Colleges and Universities must be held accountable. Parents should know how long it will take the child to graduate, how much it will cost and the chances their son or daughter will drop out.
As any person that has ever gone to college knows, each of those points is controlled by the student, not the parent. Students decide how heavy their course load is. Students decide how long they want to
There are two primary concerns that one should have (even if they aren’t libertarian and oppose government meddling in almost anything). First, how do you standardize testing in secondary education? Even for students that are in the same program, the courses that one takes are vastly different. My roommate and I were both engineering majors in college, yet we only had one class in common. Nevermind students that attend different schools, enroll in different curricula or have different career goals. If I, as a student, am forced to take chemistry but know that my career will never involve chemistry of any kind I am not going to spend any effort in learning chemistry – the fault is mine, not my college’s. So how would standardized testing work?

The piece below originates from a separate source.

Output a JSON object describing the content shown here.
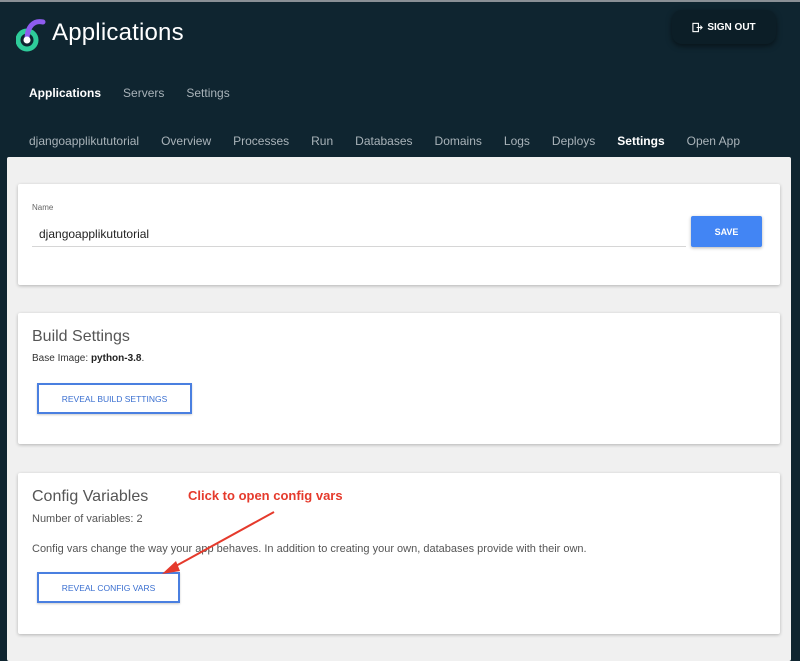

Even if that [consumers of education are not complaining about a lack of information on quality of education] is true, the data available is saying there are problems. Too many college graduates are not ready for the world of work. A literacy study by the Pew charitable trust released last month for example showed that over 50% of students at 4 year institutions cannot understand a newspaper story or editorial and struggled with basic with basic math like figuring out a 15% tip.
First, I am highly skeptical that 50% of college grads are not capable of understanding a newspaper story. But, for the moment, let’s assume its true – it doesn’t mean that colleges aren’t doing their job, it means we are sending too many people to college (or at the very least primary education is lacking). College is advanced education, it assumes that you already have basic reading comprehension and basic math mastered. The very last thing that we want to do is start asking colleges to retrain students on the basics. After all, we have a problem with American competiveness, we don’t want to take a step backwards now.
Everybody’s in the dark and poor graduation and retention rates are only the tip of a much bigger problem. So Spelling has appointed a commission on the future of higher education. It is headed by a businessman from Houston and long time advocate of standardized tests for colleges, Charles Miller.
So they have ensured that the findings of the commission will recommend standardized testing before they have collected a single data point. This should hardly be surprising for anyone that follows governments. Their goal is not to make our lives better; it is to fulfill their own agenda – no more, no less.
Since government is not truly accountable to anyone beware anything that they recommend, dimes to doughnuts it will make things worse than they are now. The US collegiate “industry” is the best in the world, there is no reason to make it any better by government intervention. Even on the off chance that they are right, there is indeed a problem, there is no way to undo their “fix” if it is wrong, there are always vested interests in maintaining the status quo. At least in the market the vested interest is in making more money so they are always trying to out-compete the next guy. If they are wrong then only they lose – when government forces everyone to play by the same rules everyone loses.